Lockheed Martin says that uplink of the four simulators at Nellis will be followed by simulator updates at two bases in California: Naval Air Station Lemoore, this fall, and at Marine Corps Naval Air Station Miramar, in the spring of 2021.
The Air Force, the Marines, and the Navy and all fly F-35s, and three different variants exist. It’s a tremendously expensive jet that will cost some $79 million apiece in 2021 for the Air Force model—the least expensive. And, it’s a high-tech flying machine that’s had a troublesome history. “It turns out when you combine the requirements of the three services, what you end up with is the F-35, which is an aircraft that is in many ways suboptimal for what each of the services really want,” Todd Harrison, of the Center for Strategic and International Studies, told The New York Times Magazine in a 2019 feature covering the jet’s turbulent past.

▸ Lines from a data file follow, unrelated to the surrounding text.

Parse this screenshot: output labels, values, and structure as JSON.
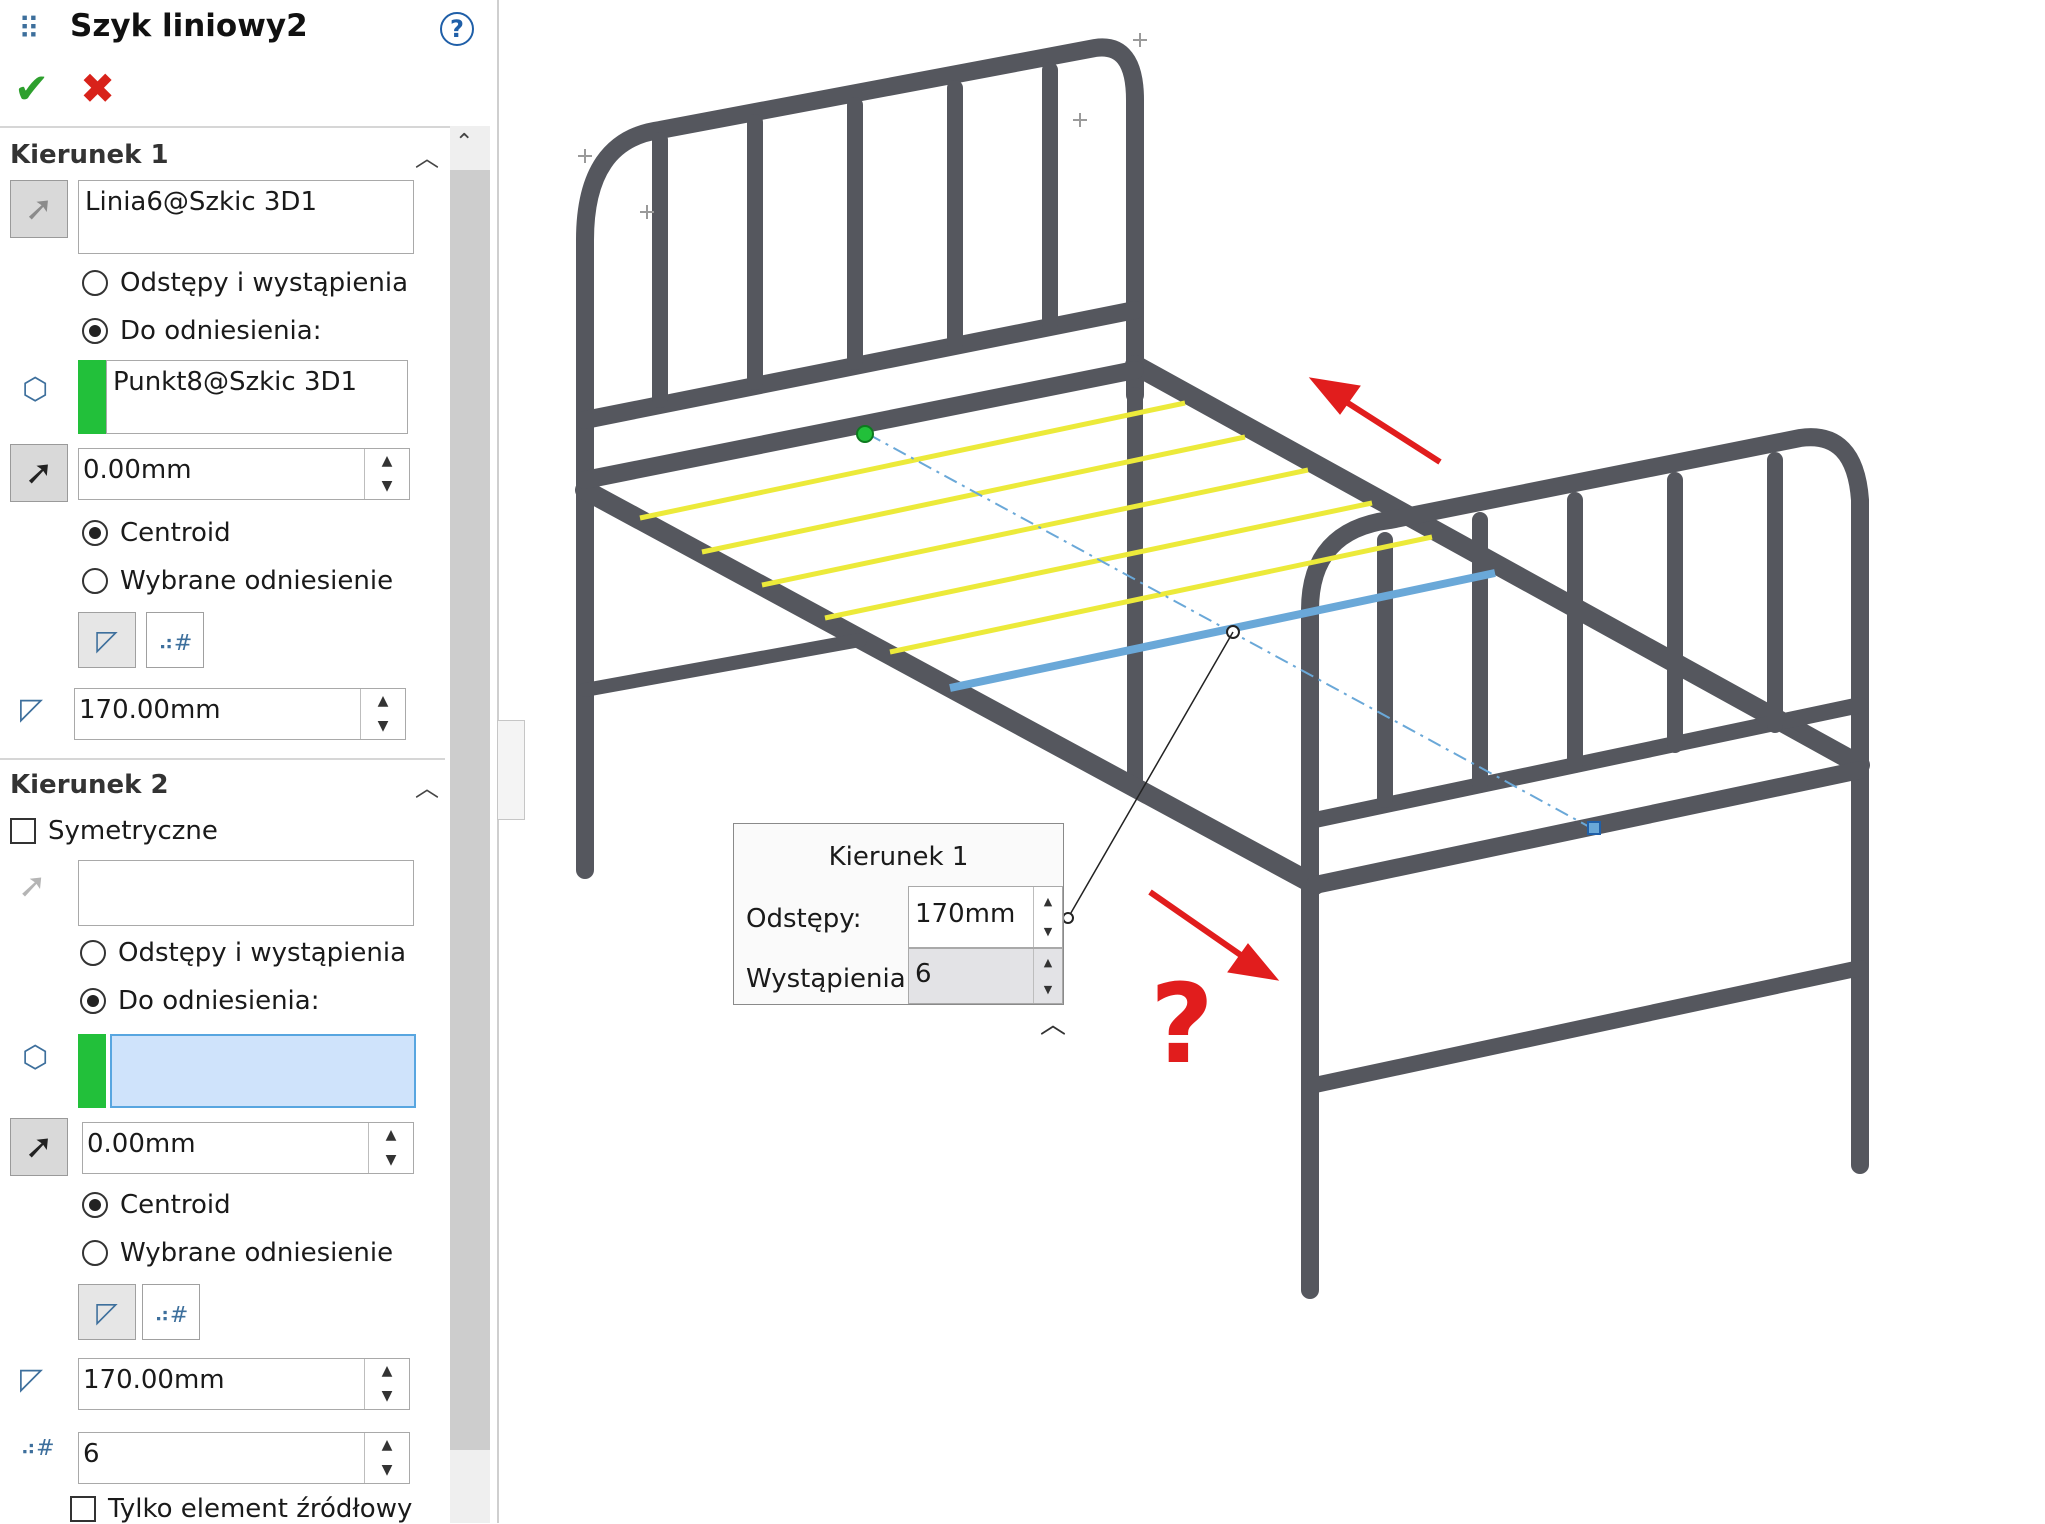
{
  "header": {
    "title": "Szyk liniowy2",
    "help": "?"
  },
  "actions": {
    "ok": "✔",
    "cancel": "✖"
  },
  "dir1": {
    "heading": "Kierunek 1",
    "direction_ref": "Linia6@Szkic 3D1",
    "option_spacing": "Odstępy i wystąpienia",
    "option_reference": "Do odniesienia:",
    "reference_point": "Punkt8@Szkic 3D1",
    "offset": "0.00mm",
    "centroid": "Centroid",
    "selected_ref": "Wybrane odniesienie",
    "spacing": "170.00mm"
  },
  "dir2": {
    "heading": "Kierunek 2",
    "symmetric": "Symetryczne",
    "direction_ref": "",
    "option_spacing": "Odstępy i wystąpienia",
    "option_reference": "Do odniesienia:",
    "reference_point": "",
    "offset": "0.00mm",
    "centroid": "Centroid",
    "selected_ref": "Wybrane odniesienie",
    "spacing": "170.00mm",
    "instances": "6",
    "seed_only": "Tylko element źródłowy"
  },
  "callout": {
    "title": "Kierunek 1",
    "spacing_label": "Odstępy:",
    "spacing_value": "170mm",
    "instances_label": "Wystąpienia:",
    "instances_value": "6"
  },
  "viewport": {
    "question_mark": "?"
  },
  "colors": {
    "accent_green": "#22c03a",
    "arrow_red": "#e11d1d",
    "selection_blue": "#cfe3fb",
    "frame_gray": "#5d5f66",
    "preview_yellow": "#f2ef3a"
  }
}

It’s a one-seat fighter jet, but airplane-makers like Boeing and Kratos have even been working on totally uncrewed fighter jets that could complement airplanes flown by people, like the way a wingman does. Because these planes would have no one board and would cost less to make, they’d be the type of craft that an air force would feel more comfortable losing in combat than a traditional crewed one.